Sunday 20 July 2008
4,000 metres, Calshot Beach, the Solent
On Sunday 20 July at 12.30pm Solent Swimming Club held the annual Solent 4,000 and 2,000 metre race at Stanswood Rescue Base, Calshot Beach, New Forest Hampshire.
After a recommendation from stalwart member Jeff Tanner that the race was an ideal event for a fresher like me, new to cold water long distance swimming, I decided to sign up for the race. Soon after that I met Dick Garnish an early morning swimmer and long-term member of the club who was also to take part. It. quickly became apparent that Dick had vast experience in long distance swimming. He kindly offered to accompany me to the race so we arranged to go together.

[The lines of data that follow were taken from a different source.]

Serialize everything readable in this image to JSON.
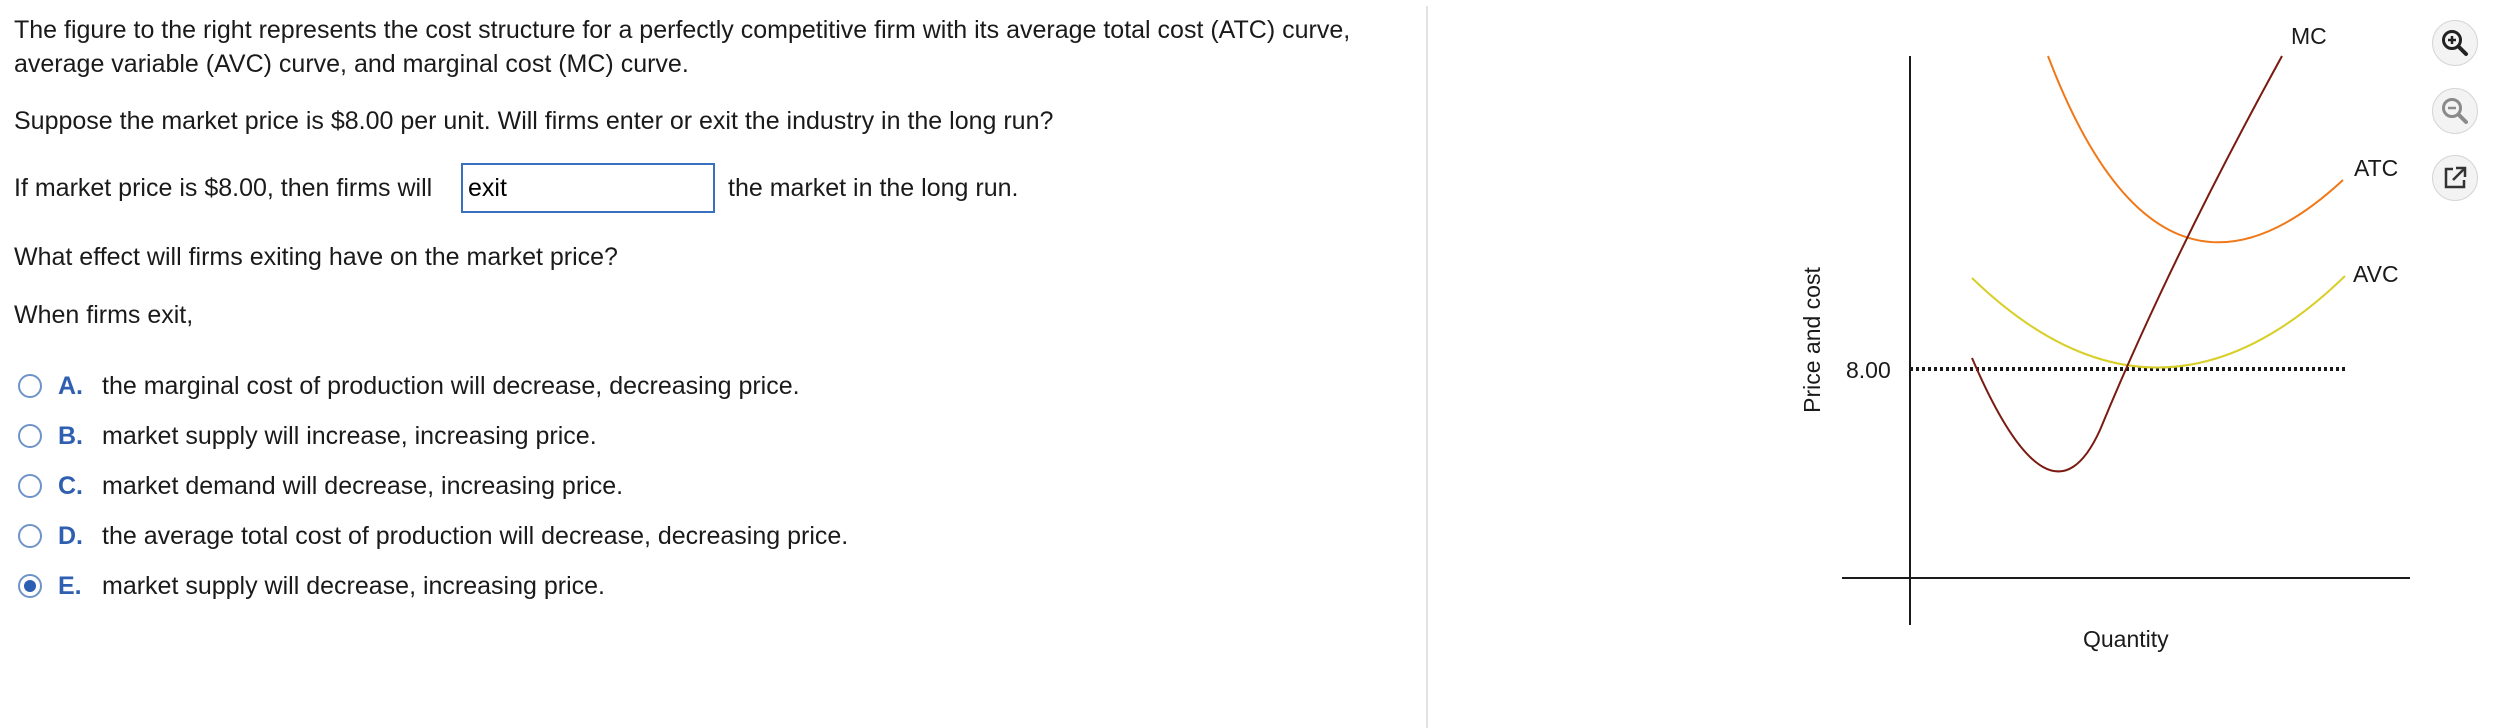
{
  "question": {
    "intro_line1": "The figure to the right represents the cost structure for a perfectly competitive firm with its average total cost (ATC) curve,",
    "intro_line2": "average variable (AVC) curve, and marginal cost (MC) curve.",
    "prompt1": "Suppose the market price is $8.00 per unit. Will firms enter or exit the industry in the long run?",
    "fill_before": "If market price is $8.00, then firms will",
    "fill_value": "exit",
    "fill_after": "the market in the long run.",
    "prompt2": "What effect will firms exiting have on the market price?",
    "prompt2_lead": "When firms exit,"
  },
  "choices": [
    {
      "letter": "A.",
      "text": "the marginal cost of production will decrease, decreasing price.",
      "selected": false
    },
    {
      "letter": "B.",
      "text": "market supply will increase, increasing price.",
      "selected": false
    },
    {
      "letter": "C.",
      "text": "market demand will decrease, increasing price.",
      "selected": false
    },
    {
      "letter": "D.",
      "text": "the average total cost of production will decrease, decreasing price.",
      "selected": false
    },
    {
      "letter": "E.",
      "text": "market supply will decrease, increasing price.",
      "selected": true
    }
  ],
  "graph": {
    "ylabel": "Price and cost",
    "xlabel": "Quantity",
    "price_label": "8.00",
    "mc_label": "MC",
    "atc_label": "ATC",
    "avc_label": "AVC",
    "colors": {
      "mc": "#7a1a10",
      "atc": "#f07818",
      "avc": "#d8cf2a",
      "price_line": "#1a1a1a"
    }
  },
  "tools": [
    {
      "name": "zoom-in-icon"
    },
    {
      "name": "zoom-out-icon"
    },
    {
      "name": "popout-icon"
    }
  ]
}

It was a comfortably warm morning as we headed down the A3. We arrived a couple of hours early which gave me time to meet the organisers of the race, Peter Collett and his wife Mary. They were very friendly and welcoming to me especially since it was my first ever event. I then mingled with other competitors and spectators to whom Dick introduced me. It quickly became apparent how friendly, welcoming and inclusive they all were: Quite the antithesis of a clique.
After eating the (obligatory!) chocolate bar and then attending a briefing for the 60 or so competitors we were soon in the water listening to the final instructions for the race. We were to swim parallel to a very straight section of beach roughly 500 metres east up to a buoy then back west towards the start before swimming the same distance the other way to another buoy and then returning to the start. The 4,000-metre race was two laps and the men’s, women’s and 2,000 metre races all ran concurrently. The water was comfortably warm (about 18C) to any Tooting Bec regular.

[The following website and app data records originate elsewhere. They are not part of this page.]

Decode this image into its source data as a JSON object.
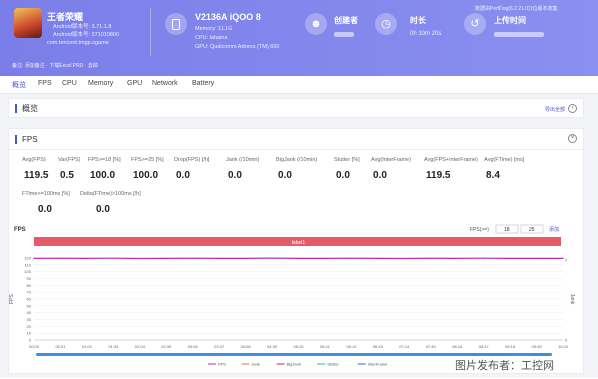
{
  "header": {
    "app_name": "王者荣耀",
    "app_version_label": "Android版本号: 3.71.1.8",
    "app_build_label": "Android版本号: 371010800",
    "app_package": "com.tencent.tmgp.sgame",
    "device_name": "V2136A iQOO 8",
    "device_memory": "Memory: 11.1G",
    "device_cpu": "CPU: lahaina",
    "device_gpu": "GPU: Qualcomm Adreno (TM) 660",
    "creator_label": "创建者",
    "duration_label": "时长",
    "duration_value": "0h 10m 20s",
    "upload_label": "上传时间",
    "top_note": "数据由PerfDog(6.2.21.0)1位版本收集",
    "notes_label": "备注",
    "notes_text": "添加备注 · 下载Excel PRD · 去掉"
  },
  "tabs": [
    "概览",
    "FPS",
    "CPU",
    "Memory",
    "GPU",
    "Network",
    "Battery"
  ],
  "overview": {
    "title": "概览",
    "link": "导出全部"
  },
  "fps_section": {
    "title": "FPS",
    "metrics": [
      {
        "label": "Avg(FPS)",
        "value": "119.5"
      },
      {
        "label": "Var(FPS)",
        "value": "0.5"
      },
      {
        "label": "FPS>=18 [%]",
        "value": "100.0"
      },
      {
        "label": "FPS>=25 [%]",
        "value": "100.0"
      },
      {
        "label": "Drop(FPS) [/h]",
        "value": "0.0"
      },
      {
        "label": "Jank (/10min)",
        "value": "0.0"
      },
      {
        "label": "BigJank (/10min)",
        "value": "0.0"
      },
      {
        "label": "Stutter [%]",
        "value": "0.0"
      },
      {
        "label": "Avg(InterFrame)",
        "value": "0.0"
      },
      {
        "label": "Avg(FPS+InterFrame)",
        "value": "119.5"
      },
      {
        "label": "Avg(FTime) [ms]",
        "value": "8.4"
      },
      {
        "label": "FTime>=100ms [%]",
        "value": "0.0"
      },
      {
        "label": "Delta(FTime)>100ms [/h]",
        "value": "0.0"
      }
    ]
  },
  "chart_controls": {
    "label": "FPS(>=)",
    "input_1": "18",
    "input_2": "25",
    "link": "添加"
  },
  "chart_data": {
    "type": "line",
    "title": "FPS",
    "label_bar": "label1",
    "ylabel": "FPS",
    "ylabel_right": "Jank",
    "ylim": [
      0,
      120
    ],
    "yticks": [
      0,
      10,
      20,
      30,
      40,
      50,
      60,
      70,
      80,
      90,
      100,
      110,
      120
    ],
    "y_right_ticks": [
      "1",
      "0"
    ],
    "xticks": [
      "00:00",
      "00:31",
      "01:02",
      "01:33",
      "02:04",
      "02:35",
      "03:06",
      "03:37",
      "04:08",
      "04:39",
      "05:10",
      "05:41",
      "06:12",
      "06:43",
      "07:14",
      "07:45",
      "08:16",
      "08:47",
      "09:18",
      "09:49",
      "10:20"
    ],
    "series": [
      {
        "name": "FPS",
        "color": "#c02bb8",
        "values": [
          119.4,
          119.6,
          119.5,
          119.7,
          119.3,
          119.5,
          119.6,
          119.4,
          119.5,
          119.8,
          119.5,
          119.4,
          119.6,
          119.5,
          119.3,
          119.6,
          119.5,
          119.7,
          119.4,
          119.5,
          119.5
        ]
      },
      {
        "name": "Jank",
        "color": "#e07b39"
      },
      {
        "name": "BigJank",
        "color": "#c0392b"
      },
      {
        "name": "Stutter",
        "color": "#2bb3a6"
      },
      {
        "name": "InterFrame",
        "color": "#3b6fd1"
      }
    ]
  },
  "watermark": "图片发布者：工控网"
}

I decided to stay back from the starting tape like an outsider in the Grand National. The start was a bit frantic but I quickly settled down about 3/4 of the way back. Unlike the Grand National the favourites sped off from the start! The water was really calm and the current, though slight noticeably helped the westbound return. Fortunately the Sun quickly came out and my back soon doubled up as a solar panel.
Towards the end of the first lap I started to make up a little ground. I resolutely called out, my number 56 as instructed at the start of the second lap (the number had been printed onto each upper arm). After the first lap I looked back and noticed that most of the stragglers had finished after 2,000 metres so I most definitely was now towards the back of the field. During the second lap one swimmer (who I assumed must have been a late starter) flew by me and most of the rest of the second half of the field! I ended up having a duel with one swimmer who I thought was about my age (45). I took the last buoy too widely and lost ground but managed to overtake him in the finishing stages.
I finally finished in a time of 1hr 31mins. I was well back from Dick Garnish. I knew in advance my approximate time because I had seen several swimmers finishing when passed the starting point about a kilometre from the end of the race. Though well towards the back I wasn’t last to finish by any means.
After the race it became apparent that the ‘45 year-old’ was actually 69 years old! He was a good friend of Dick’s and a fellow seasoned veteran. I was soon mixing with the other swimmers and spectators. There was a barbecue available and an ice cream and the refreshment hut provided plenty of fare.
An hour or so later every swimmer was presented with a certificate. Safe to say the winners finished the 4,000 metres in just over the hour! They were all experienced open water swimmers – though it very much suited me as a first event.
Many thanks to the organisers Peter Collett and his wife Mary for doing such a fine job. Also thanks to Dick Garnish for being the perfect mentor and to Jeff Tanner for his sound advice. If any of you are thinking of doing a first outdoor long distance swimming event then this would be an ideal starting point.
By Jim Jackson